  • The University of Northumbria demonstrated how copyright experts can facilitate the sharing of online study material between different research groups, thus reducing the need to recreate resources
  • The University of Bath received crucial advice from ethics experts at the application stage, which enabled the sharing of research data at the end of the study without compromising participant privacy.

A collaborative future

Our hope is that these case studies will reach three different audiences: research professionals, research funders / policy makers and the researchers themselves (including their networks and societies). These studies could be just the beginning of a larger collection, building a collective narrative and mutual understanding of the strength in inter-professional working in the adoption of open research practices.

We see this as complementing the amazing work of initiatives such as The hidden REF, which highlights the value of non-traditional - often open - research outputs, and of those who contribute to them, including research professionals.

In the longer term, a collection of case studies could inspire greater:

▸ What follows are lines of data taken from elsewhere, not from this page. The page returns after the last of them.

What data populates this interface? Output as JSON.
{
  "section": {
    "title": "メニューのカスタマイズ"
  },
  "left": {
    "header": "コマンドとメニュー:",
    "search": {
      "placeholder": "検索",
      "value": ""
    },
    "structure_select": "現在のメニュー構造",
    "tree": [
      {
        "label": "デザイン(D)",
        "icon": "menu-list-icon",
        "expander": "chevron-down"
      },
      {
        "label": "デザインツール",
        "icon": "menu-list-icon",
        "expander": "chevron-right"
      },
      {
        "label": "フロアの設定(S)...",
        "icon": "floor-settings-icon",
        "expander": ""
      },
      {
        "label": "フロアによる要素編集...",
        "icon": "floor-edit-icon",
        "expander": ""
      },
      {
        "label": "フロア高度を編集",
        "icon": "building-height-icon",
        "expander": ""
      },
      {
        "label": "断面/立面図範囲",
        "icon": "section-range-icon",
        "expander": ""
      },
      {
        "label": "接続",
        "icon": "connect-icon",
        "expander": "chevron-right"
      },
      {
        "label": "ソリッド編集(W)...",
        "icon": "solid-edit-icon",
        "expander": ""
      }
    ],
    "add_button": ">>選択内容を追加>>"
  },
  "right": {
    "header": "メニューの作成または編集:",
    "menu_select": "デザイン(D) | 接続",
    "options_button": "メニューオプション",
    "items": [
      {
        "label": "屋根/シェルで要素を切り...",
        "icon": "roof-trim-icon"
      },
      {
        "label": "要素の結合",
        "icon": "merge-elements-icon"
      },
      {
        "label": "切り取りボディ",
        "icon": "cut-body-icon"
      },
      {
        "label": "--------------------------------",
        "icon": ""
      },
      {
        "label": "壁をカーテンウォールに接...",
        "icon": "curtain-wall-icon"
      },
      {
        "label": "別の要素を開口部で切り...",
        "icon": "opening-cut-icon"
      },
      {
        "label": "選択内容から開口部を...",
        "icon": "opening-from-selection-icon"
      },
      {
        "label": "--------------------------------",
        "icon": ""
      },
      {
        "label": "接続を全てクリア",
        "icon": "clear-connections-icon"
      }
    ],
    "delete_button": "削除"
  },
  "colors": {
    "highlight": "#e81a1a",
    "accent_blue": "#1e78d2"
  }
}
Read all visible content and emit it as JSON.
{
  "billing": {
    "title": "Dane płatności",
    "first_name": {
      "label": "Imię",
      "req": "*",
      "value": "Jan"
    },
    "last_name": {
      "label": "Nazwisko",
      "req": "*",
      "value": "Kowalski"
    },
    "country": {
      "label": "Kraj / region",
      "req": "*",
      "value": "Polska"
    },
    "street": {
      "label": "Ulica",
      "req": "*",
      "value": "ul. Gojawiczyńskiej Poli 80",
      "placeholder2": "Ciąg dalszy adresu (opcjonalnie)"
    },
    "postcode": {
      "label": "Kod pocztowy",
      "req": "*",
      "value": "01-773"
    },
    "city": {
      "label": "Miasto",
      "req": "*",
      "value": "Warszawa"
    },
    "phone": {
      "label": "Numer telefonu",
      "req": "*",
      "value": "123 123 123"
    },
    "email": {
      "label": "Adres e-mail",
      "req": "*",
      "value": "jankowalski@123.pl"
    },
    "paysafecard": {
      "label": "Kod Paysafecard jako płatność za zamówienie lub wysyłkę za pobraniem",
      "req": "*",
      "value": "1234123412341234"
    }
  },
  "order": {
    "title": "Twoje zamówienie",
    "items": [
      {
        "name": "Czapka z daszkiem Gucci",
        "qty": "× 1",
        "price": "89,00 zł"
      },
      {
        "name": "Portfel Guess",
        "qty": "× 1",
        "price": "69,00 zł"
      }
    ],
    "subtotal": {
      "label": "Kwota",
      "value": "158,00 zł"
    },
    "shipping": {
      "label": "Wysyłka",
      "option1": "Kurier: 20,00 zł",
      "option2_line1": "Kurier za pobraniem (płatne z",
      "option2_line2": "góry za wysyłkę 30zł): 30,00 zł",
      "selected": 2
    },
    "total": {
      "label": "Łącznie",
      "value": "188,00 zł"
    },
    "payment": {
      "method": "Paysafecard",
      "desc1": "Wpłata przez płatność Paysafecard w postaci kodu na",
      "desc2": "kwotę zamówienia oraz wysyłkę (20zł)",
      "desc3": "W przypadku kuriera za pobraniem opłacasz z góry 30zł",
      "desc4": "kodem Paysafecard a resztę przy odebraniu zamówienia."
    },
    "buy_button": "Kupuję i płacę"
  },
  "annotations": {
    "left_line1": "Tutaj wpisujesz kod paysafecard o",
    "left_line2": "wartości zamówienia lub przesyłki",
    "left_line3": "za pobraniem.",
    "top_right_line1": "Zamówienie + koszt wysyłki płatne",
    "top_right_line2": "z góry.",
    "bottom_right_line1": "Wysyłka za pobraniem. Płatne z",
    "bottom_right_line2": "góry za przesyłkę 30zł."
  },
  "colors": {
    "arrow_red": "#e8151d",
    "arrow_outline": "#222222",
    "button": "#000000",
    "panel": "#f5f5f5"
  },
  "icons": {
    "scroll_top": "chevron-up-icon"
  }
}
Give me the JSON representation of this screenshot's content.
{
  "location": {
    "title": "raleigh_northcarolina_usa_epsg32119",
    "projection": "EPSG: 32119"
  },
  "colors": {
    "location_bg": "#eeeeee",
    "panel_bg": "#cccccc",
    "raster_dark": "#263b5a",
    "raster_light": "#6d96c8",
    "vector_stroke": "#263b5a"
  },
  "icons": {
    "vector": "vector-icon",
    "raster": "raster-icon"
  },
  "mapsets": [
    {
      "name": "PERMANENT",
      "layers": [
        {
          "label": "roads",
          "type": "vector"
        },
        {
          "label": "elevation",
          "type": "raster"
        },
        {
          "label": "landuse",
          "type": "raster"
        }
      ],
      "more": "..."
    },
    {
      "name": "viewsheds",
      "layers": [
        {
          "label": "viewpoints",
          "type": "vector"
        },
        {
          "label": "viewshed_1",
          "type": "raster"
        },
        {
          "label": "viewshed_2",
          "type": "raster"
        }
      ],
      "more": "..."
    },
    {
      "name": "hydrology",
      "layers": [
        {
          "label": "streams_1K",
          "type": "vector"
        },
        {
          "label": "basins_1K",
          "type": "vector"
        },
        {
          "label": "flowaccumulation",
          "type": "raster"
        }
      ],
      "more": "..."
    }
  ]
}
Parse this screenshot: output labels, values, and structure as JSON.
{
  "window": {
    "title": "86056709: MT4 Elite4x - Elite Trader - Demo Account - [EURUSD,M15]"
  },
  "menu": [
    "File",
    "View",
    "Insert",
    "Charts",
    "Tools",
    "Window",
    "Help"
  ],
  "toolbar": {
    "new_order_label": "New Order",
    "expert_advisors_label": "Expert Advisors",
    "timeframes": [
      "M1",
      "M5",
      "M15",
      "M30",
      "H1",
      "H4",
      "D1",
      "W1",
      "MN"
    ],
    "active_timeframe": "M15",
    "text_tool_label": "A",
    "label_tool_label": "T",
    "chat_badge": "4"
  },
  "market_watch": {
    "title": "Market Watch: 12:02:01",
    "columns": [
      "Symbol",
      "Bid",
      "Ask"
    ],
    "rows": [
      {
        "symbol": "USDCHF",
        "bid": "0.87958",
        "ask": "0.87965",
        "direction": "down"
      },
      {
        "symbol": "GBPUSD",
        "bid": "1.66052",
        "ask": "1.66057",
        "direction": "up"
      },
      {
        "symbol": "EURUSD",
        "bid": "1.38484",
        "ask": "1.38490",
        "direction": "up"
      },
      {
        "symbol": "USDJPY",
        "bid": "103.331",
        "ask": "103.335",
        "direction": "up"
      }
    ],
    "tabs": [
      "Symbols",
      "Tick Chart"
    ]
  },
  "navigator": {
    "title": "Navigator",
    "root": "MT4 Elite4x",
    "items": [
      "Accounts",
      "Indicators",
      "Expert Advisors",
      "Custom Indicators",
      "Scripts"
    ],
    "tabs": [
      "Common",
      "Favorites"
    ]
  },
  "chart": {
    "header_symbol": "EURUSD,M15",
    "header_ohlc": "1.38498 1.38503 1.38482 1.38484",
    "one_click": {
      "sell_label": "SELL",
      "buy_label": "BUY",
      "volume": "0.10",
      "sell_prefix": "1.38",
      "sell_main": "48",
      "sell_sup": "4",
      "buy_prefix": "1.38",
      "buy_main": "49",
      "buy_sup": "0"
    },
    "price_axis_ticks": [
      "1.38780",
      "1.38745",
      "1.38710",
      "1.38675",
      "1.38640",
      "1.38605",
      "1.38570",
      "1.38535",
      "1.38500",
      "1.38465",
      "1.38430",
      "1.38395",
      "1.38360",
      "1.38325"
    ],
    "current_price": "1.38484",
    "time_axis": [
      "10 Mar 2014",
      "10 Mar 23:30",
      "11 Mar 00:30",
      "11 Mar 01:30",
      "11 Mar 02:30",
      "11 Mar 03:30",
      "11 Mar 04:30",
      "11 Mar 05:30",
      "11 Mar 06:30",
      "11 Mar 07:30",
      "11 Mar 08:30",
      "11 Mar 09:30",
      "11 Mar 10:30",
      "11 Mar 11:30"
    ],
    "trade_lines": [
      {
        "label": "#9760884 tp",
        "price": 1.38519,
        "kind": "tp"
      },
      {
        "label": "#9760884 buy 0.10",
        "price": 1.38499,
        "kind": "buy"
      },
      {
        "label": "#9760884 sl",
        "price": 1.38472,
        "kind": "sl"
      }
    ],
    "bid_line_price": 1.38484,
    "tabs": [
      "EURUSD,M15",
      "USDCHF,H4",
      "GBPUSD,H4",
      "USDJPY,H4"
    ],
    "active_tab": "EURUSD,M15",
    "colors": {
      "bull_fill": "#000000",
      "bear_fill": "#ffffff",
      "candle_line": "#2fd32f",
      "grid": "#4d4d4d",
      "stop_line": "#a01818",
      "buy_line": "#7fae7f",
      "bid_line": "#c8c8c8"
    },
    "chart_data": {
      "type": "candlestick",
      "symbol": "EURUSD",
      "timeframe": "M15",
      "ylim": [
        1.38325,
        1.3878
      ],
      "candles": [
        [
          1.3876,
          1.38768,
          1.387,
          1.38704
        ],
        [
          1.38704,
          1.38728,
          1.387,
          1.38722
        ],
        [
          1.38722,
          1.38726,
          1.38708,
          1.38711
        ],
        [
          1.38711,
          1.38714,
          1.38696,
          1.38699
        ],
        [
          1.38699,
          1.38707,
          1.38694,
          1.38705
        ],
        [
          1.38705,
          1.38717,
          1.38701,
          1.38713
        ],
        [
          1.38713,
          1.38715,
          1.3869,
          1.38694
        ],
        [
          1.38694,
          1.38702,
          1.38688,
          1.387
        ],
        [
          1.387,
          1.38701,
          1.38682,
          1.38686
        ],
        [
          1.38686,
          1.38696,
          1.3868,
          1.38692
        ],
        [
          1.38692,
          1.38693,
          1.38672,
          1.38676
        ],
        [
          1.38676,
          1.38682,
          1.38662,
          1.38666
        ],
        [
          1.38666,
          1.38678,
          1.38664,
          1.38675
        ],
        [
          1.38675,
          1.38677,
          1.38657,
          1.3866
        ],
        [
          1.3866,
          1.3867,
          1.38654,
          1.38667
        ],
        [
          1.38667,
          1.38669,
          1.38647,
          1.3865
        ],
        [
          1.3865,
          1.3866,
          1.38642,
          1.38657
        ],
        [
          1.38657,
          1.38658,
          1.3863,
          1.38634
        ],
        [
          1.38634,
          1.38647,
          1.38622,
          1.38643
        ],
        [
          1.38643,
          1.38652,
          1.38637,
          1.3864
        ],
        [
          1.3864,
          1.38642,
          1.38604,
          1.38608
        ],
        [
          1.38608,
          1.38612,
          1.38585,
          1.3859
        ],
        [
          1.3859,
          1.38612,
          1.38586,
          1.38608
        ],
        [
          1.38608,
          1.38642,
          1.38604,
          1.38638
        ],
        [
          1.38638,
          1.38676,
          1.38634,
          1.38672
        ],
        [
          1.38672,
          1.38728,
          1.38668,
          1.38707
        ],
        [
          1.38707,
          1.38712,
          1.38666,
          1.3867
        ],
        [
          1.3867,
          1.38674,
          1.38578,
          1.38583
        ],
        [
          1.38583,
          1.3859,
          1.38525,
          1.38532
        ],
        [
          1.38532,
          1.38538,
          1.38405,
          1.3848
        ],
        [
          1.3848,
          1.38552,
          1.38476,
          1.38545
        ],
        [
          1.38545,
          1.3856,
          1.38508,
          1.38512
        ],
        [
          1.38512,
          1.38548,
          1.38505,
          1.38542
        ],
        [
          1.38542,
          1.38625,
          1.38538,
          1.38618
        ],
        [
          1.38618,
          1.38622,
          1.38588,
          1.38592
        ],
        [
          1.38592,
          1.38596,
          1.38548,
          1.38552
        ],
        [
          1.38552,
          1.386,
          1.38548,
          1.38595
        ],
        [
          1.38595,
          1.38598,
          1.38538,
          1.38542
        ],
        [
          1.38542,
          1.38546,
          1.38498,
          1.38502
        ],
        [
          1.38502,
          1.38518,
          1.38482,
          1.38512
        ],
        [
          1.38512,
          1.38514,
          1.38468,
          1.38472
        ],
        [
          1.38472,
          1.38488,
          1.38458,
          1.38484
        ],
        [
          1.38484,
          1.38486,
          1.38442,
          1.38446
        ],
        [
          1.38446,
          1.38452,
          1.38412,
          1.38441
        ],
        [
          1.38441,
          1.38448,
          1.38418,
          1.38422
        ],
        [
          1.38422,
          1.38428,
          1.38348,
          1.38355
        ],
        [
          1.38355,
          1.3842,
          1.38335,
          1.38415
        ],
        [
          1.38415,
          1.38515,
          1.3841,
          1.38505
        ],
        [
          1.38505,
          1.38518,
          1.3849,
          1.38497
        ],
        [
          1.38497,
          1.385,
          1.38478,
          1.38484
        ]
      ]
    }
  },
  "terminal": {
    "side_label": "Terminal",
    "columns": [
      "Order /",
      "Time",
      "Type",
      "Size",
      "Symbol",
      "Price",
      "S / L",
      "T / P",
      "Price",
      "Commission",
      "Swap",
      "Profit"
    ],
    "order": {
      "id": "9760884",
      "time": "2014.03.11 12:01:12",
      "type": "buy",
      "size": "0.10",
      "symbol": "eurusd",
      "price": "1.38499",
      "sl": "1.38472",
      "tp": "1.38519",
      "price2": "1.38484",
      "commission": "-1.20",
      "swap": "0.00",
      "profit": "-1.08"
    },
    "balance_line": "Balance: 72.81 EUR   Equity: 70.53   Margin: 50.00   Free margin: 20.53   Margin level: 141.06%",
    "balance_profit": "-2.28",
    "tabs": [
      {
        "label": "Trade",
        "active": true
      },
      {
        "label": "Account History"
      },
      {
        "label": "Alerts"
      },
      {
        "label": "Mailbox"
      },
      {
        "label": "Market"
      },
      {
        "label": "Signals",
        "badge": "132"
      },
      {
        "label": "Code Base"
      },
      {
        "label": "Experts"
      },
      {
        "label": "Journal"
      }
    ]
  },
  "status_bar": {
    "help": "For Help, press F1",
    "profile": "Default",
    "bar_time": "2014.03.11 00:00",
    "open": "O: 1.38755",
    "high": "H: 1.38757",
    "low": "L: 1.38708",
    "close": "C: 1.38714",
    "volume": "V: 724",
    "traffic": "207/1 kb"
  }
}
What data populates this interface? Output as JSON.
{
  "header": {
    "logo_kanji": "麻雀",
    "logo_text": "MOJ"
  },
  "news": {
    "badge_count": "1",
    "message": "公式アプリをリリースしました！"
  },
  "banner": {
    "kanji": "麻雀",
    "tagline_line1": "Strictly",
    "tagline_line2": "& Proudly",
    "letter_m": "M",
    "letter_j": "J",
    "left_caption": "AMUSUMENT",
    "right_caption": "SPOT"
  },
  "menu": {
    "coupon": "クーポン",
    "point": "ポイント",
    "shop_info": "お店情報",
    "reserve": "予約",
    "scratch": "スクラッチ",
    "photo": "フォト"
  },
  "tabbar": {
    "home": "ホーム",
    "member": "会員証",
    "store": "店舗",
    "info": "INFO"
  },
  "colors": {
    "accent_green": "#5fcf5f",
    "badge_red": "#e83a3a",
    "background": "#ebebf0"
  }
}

  • Recognition and investment in a wide range of research professional roles
  • Cooperation between different research professionals, both within and among institutions
  • Recognition of research professionals when developing policies, strategies, procedures and funding criteria
  • Involvement of research professionals in research projects, especially early on in the process.

In the not-so-distant future, we hope that most research can be open, transparent and reproducible. This could pave the way for research of the highest quality, that could solve some of the world’s biggest challenges.

And we believe the contribution of passionate professional staff on the ground will be at the centre of this revolution.

Find out more

Read the UKRN case studies.

Learn about supporting a healthy research and innovation culture.

About the authors

Tamsin Burland headshot
Tamsin Burland
Head of product

I lead a team who support Jisc members in managing their research information. Services include Publications Router, The UK ORCID Consortium and the Research Repositories Dynamic Purchasing System. We also provide advice and consultancy around research management systems procurement.

Neil Jacobs headshot
Neil Jacobs
Head of the UKRN Open Research Programme